SCARLET LETTER MOMENTS
Posted by Sarah Cunningham:
Several years ago, while working for an organization that employed hundreds of people, one of my co-workers got himself into hot water. Make that scalding hot water.
During a rocky stretch of life, the guy stepped outside of behavioral norms. So much so that his career and personal life ended up in the headlines of a local paper.
This, of course, was the beginning of the end. As you know, newspaper headlines can be the Scarlet Letters of our culture. They brand people with labels the community will have trouble erasing long after the paper itself has been discarded.
Unsurprisingly, not long after the article ran, the employee left our organization under a giant corporate hush.
AND I NEVER SAW HIM AGAIN.
Even though I barely knew this man, something haunted me about the entire sequence of events. The memory of him became a sad reflection of a larger story: the story of the human tendency to divide ourselves from people during the unadmirable (and toughest) moments of their lives.
That gut wrench hung in with me long enough that later, when a similar situation unfolded--and another co-worker"s personal life ended up in the papers--I decided to do something that might"ve been frowned upon.
As the controversy swirled, I awkwardly stumbled across the growing divide of ilmainen kasino public opinion and made contact over email.
I didn"t know exactly what to say. It was sticky. I choked out words that went something like this:
Hey. I"m not always sure which is worse--pretending you don"t know anything is going on or acknowledging that you do. And I"m worried that anything I say is going to come off awkward or trite.
I know I don"t understand what you"re going through, but I"m sorry to hear about this whole mess. I want you to know there are plenty of people still asserting what a good person you"ve been to them and listing off ways you"ve contributed to our community. We"ve always appreciated the good you"ve brought to us. Please let me know if there is anything we can do to help.
After I sent that email, two or three days of silence went by. I felt naively stupid for that 48 hours and was sure the person deleted it in fury or uncomfortableness...until I got a message back that said: I finally worked up the nerve to read my emails and I am so glad yours was among them.

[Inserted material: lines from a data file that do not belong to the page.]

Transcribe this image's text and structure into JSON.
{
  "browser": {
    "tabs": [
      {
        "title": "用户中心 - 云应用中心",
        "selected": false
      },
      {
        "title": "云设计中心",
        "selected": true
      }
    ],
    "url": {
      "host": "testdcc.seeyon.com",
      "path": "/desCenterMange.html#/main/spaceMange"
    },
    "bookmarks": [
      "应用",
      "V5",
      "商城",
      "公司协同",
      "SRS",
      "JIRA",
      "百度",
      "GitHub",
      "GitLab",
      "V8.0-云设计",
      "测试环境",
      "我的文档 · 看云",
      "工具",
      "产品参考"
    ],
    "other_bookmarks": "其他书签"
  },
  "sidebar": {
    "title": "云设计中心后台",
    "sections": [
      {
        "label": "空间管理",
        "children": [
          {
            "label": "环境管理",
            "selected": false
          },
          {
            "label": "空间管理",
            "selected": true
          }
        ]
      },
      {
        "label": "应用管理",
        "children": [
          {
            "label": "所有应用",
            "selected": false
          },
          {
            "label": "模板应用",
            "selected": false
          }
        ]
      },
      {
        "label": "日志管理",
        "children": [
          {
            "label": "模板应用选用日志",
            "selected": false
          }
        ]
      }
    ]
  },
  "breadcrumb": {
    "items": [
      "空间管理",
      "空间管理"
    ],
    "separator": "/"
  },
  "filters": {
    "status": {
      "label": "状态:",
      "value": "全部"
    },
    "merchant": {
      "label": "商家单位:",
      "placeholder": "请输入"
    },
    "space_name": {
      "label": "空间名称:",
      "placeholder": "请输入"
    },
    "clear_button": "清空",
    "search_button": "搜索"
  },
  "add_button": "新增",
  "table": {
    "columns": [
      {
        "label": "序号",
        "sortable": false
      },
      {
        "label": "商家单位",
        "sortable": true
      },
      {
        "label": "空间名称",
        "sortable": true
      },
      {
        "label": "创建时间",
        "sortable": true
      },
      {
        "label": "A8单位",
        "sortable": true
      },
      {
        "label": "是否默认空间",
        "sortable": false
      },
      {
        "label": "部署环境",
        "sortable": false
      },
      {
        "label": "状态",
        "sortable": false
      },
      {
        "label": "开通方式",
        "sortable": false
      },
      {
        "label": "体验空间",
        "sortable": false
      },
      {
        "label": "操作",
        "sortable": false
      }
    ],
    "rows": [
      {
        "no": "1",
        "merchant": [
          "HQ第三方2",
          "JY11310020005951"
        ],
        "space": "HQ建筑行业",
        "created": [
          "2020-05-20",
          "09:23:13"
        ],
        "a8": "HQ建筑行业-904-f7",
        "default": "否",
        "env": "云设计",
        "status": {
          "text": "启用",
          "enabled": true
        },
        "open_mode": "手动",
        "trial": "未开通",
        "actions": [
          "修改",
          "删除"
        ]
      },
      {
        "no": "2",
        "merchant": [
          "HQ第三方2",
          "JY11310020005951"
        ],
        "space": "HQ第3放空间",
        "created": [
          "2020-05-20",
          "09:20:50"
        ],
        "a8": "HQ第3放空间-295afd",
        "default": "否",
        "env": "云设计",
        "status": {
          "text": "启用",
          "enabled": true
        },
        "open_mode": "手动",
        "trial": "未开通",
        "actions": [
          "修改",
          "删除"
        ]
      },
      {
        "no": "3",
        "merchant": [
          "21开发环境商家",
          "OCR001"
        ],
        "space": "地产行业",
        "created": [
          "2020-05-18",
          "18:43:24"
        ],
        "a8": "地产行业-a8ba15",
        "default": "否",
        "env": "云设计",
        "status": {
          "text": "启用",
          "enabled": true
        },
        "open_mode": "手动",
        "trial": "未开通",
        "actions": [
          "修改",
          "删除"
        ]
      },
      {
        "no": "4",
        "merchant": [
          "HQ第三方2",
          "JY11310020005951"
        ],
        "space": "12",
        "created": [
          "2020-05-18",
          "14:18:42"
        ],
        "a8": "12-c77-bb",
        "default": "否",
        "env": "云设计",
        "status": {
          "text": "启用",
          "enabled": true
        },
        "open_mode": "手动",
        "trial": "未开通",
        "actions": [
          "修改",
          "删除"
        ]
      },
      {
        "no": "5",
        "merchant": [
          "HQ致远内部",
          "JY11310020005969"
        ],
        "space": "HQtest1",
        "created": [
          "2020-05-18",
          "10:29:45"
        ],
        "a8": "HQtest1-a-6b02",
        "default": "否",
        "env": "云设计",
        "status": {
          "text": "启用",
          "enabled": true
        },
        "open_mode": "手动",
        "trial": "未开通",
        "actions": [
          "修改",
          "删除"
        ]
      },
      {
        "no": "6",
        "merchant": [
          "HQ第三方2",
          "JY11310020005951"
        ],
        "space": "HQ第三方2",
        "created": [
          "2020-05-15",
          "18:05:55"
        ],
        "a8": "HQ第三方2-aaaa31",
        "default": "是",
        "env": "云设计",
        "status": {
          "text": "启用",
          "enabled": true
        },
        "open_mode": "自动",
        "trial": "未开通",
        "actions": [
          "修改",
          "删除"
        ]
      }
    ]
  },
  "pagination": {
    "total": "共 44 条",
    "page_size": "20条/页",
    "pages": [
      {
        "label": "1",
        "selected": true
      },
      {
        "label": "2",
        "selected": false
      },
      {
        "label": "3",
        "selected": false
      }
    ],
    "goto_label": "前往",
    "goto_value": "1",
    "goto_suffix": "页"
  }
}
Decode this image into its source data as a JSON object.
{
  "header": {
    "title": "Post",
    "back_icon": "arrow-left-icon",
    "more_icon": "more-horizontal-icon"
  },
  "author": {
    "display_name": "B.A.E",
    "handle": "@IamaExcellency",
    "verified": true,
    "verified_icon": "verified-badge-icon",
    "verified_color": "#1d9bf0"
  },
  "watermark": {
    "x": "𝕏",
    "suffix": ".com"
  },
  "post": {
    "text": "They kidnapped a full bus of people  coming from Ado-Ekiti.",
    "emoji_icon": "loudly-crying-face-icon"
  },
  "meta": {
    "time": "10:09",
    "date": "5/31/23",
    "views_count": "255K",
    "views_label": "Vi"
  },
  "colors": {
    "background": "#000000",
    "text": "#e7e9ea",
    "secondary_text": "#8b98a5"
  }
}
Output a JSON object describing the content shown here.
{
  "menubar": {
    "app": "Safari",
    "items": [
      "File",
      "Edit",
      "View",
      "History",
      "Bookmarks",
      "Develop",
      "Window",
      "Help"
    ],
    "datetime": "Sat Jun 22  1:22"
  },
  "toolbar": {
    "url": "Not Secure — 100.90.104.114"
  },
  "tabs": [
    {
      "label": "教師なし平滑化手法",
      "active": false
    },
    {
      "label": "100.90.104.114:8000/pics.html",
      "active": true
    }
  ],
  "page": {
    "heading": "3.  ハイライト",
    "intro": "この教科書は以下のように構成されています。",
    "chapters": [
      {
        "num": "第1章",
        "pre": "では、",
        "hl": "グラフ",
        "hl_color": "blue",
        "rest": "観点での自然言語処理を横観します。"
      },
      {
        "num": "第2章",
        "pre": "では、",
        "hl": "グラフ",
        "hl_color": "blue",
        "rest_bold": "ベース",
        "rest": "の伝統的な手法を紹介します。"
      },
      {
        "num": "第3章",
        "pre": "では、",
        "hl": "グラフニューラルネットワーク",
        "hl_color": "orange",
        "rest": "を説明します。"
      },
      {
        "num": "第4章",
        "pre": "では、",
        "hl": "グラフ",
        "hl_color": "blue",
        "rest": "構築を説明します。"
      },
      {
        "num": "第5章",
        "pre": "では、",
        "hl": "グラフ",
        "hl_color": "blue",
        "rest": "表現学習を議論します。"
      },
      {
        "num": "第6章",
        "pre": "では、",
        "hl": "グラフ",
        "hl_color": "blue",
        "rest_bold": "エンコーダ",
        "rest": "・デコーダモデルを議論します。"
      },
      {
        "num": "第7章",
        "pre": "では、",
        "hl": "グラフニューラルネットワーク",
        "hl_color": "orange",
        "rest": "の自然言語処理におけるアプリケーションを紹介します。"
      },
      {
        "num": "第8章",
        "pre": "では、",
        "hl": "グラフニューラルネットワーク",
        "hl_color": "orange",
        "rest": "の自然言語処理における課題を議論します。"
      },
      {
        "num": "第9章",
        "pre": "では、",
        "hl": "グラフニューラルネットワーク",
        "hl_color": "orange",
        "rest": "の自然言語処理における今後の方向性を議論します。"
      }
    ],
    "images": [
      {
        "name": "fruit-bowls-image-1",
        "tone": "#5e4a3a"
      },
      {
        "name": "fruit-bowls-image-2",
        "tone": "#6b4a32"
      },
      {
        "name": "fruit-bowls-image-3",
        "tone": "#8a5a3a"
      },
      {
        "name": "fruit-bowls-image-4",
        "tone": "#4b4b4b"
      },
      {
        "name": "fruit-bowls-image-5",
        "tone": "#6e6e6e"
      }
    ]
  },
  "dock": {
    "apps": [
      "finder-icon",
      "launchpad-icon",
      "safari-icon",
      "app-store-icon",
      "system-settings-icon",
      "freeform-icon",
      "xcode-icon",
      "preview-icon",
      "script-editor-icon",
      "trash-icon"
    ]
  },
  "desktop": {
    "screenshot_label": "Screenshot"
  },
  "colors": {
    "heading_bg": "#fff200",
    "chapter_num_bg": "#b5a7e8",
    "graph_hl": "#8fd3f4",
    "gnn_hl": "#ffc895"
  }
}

The emails back and forth didn"t change anything of course. They didn"t change the drama that had landed the person in the papers and they didn"t change how my organization responded. But I like to think what it might"ve changed is that person"s sense of welcome to remain a part of community even in moments of imperfection. I like to think that the email was a small step toward becoming the person I"m trying (sometimes unsuccessfully) to be--a person who invites others beyond their Scarlet Letter moments into something better.